I’m sure those expectations were discussed with Leipold and only he, White and a few others know exactly where Buffalo wants to be in the next ten years. Many think Buffalo athletics should find a better conference for their teams, such as Conference USA or the American, but unlike the MAC, those conferences don’t require universities to field as many overall sports teams as the MAC. We all know that the MAC is not the greatest conference in the land. In basketball, it’s a one bid league, and in football, they can never pay a high enough salary to keep a great football or basketball coach. The Buffalo sports fan laments the fact that the Bulls play in a stepping stone conference for coaches. When Bobby Hurley was hired to coach basketball, the celebration was muted in part because the fan knows that if Hurley has success here, he will parlay that into a bigger—and better— job elsewhere. And, when that happens, you have to start all over again and hope you get another guy like the one who just left.

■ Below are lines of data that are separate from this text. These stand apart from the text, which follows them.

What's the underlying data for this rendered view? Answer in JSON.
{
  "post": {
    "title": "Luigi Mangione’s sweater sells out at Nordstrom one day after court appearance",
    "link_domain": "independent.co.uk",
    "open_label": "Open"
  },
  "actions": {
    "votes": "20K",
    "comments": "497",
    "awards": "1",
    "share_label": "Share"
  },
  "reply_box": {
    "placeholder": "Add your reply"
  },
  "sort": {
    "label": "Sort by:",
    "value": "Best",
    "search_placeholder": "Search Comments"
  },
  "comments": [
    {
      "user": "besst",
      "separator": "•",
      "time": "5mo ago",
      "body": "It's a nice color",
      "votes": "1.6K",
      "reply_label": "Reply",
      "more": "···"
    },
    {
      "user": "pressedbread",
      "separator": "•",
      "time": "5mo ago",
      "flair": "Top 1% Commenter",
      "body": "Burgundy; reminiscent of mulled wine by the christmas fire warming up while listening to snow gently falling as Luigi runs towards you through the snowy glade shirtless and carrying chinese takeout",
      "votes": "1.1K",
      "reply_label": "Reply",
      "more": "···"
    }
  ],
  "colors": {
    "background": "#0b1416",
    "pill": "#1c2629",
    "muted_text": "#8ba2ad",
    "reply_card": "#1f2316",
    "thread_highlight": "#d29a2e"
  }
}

Many believe that Buffalo athletics should aim for the Big Ten, a major conference. If the Bulls were to ever get there, a guy like Leipold, if successful, could stay here for 15 years and be a Bob Stoops or Nick Saban type. Despite those ambitions, the Bulls have a lot in common with the other MAC schools. All are public, all are state funded and for the most part on similar footing. This isn’t the SEC with 13 publics and Vanderbilt; the Big Ten with 13 publics and Northwestern or the Big 12 with eight publics plus Texas Christian and Baylor.
Some will think that the Bulls reached when they hired Leipold to direct the ship, but I like the move. They picked a leader, a guy who has won and most importantly a program builder and program maintainer. It’s been done before. Brian Kelly had success at Division II Grand Valley State, then Central Michigan, then Cincinnati and now, Notre Dame. The Bulls could have down the Terry Bowden thing that Akron did; hiring a brand name only to see average results (the Zips also hired the fired Gerry Faust from Notre Dame), but I like the thinking—go after a winner, a proven winner and see if the formula that worked in Division III can work in Division I. Leipold could be the next Bo Ryan, who had success at Wisconsin-Platteville, then Milwaukee before landing the head job at the flagship, Wisconsin.
Time will tell, it always does and if Leipold goes 4-8 in his first two seasons, we may be having a different conversation. But, right now, if you’re a Buffalo Bulls fan, you have reason for optimism